Before Breakfast’s official band anniversary is marked by a car boot sale. Though singer Gina Walters and cellist Lucy Revis first exchanged a few awkward words in the corridors of University of Sheffield’s music department, they didn’t click until much later – mainly because they were intimidated by each other’s talents. ”I was a dweeb and she was in the cool gang,” jokes the band’s vocalist Gina. Three years on they became housemates by chance, and got to know each other while flogging their worldly possessions in the car park of a local Tesco. “I assume we had no money and wanted to go out?” remarks Lucy. “There were a lot of people doing music who were quite well off and never bothered having jobs, but we both always worked all the way through uni.”
And this has been a recurring theme in Before Breakfast’s journey – outside of the band, Gina is a singing teacher, and Lucy runs a music school. Over the last eighteen months, the group have been juggling their day-jobs with gradually recording their debut album: a reality they feel it’s important to speak out about. “We couldn’t just go away to a studio for three weeks,” says Gina, “we don’t have the money or time. It was here, there and everywhere.” Whenever they got a chance, the band would lay down parts with their producer Chris Wilkinson – who began his career working in Nashville with Vance Powell (Jack White, Arctic Monkeys) before relocating to his hometown – at Sheffield’s Fox Den studios. “We’d say: Chris, can we come in for a few hours this afternoon to do the vocals? It was a bit haphazard, and a long process.“
Before Breakfast’s first full-length record ‘I Could Be Asleep If It Weren't For You’ builds upon the band’s journey so far. Since releasing their debut EP ‘Sticky Sweet’ in 2018 the group have explored feminist issues through the telling of personal stories – fusing their classical knowledge and rich arrangements with raw expression. “Our music has always been very beautiful with this discomfort,” Gina says, ”which I view as very feminine.” An uneasy web of harmonies and relentless piano, that release’s stand-out ‘Fat Child’ explored the pressures of society’s damaging expectations around body image.
Two years later, Before Breakfast returned with ‘Open Ears’, a spell-binding second EP knitting together Lucy’s intricate cello with Gina’s expressively haunting vocals. Stand-alone single ‘Buddleia’ would become Before Breakfast’s signature, and best known song – opening the door to where they would go next. “When Gina played it to me I remember being in love with it immediately,” Lucy recalls. The band soon caught the ears of BBC Introducing, as well as C Duncan. That year, they supported the Mercury-nominated Scottish composer and musician on tour – ”an absolute dream”.

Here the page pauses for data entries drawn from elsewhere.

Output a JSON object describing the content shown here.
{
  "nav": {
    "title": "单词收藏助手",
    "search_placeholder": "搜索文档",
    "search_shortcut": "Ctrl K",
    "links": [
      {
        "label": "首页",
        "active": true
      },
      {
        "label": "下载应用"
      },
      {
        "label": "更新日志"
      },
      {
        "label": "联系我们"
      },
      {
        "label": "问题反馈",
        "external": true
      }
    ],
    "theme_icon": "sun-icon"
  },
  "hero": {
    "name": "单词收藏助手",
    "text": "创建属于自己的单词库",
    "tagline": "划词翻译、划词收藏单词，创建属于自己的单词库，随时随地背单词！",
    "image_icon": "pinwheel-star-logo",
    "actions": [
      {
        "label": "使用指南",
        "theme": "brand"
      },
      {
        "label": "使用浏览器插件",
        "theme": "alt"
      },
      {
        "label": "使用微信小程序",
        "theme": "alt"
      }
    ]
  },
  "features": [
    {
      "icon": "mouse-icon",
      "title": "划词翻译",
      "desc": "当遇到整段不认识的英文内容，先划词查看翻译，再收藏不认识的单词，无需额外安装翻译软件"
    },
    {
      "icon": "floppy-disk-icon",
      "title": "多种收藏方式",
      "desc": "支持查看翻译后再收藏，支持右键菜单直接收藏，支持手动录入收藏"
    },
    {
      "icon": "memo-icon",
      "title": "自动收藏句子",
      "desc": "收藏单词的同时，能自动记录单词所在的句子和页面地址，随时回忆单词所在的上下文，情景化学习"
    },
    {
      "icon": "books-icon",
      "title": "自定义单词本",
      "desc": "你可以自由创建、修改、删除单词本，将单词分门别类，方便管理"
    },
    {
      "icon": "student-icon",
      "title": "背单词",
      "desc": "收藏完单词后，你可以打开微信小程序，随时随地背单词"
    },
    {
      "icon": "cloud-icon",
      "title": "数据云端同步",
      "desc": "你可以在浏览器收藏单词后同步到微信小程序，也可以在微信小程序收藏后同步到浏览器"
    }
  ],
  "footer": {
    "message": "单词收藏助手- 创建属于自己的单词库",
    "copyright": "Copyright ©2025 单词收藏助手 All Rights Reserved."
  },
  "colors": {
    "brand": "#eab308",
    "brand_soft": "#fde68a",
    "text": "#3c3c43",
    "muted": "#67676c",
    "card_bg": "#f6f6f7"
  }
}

Both Gina and Lucy are in their early thirties, and debut album ‘I Could Be Asleep If It Weren't For You’ makes sense of the shifting perspectives that come with this. “As a teenager, I genuinely thought that I would be married with two kids by now,” Gina explains. The themes that inform the debut as a whole also tie into trying to break out as a new band while holding weighty questions of security and stability versus pursuing your dreams. “There are so many bright young things, and who the hell do I think that we are?” Gina says, mimicking her self-doubting moments. “I really get caught up in the idea that the industry doesn’t want women in their thirties coming through.” “There have been so many barriers for us to even do this by our age,” Lucy says. “I have exclusively played for men since I was 15 years old. I can count the number of female artists I’ve worked for on one hand.”
With Before Breakfast however, these two musicians are telling their story on their own terms, and backed by two new live band members as gig venues gradually open up again, the Sheffield band are going for it, with a debut that speaks to the stagnation, malaise, and static of the last “wasted” year. And as the world opens up again, ‘I Could Be Asleep If It Weren't For You’ is a fitting soundtrack. “We’ve got the momentum” says Gina, “and we just want to do it.”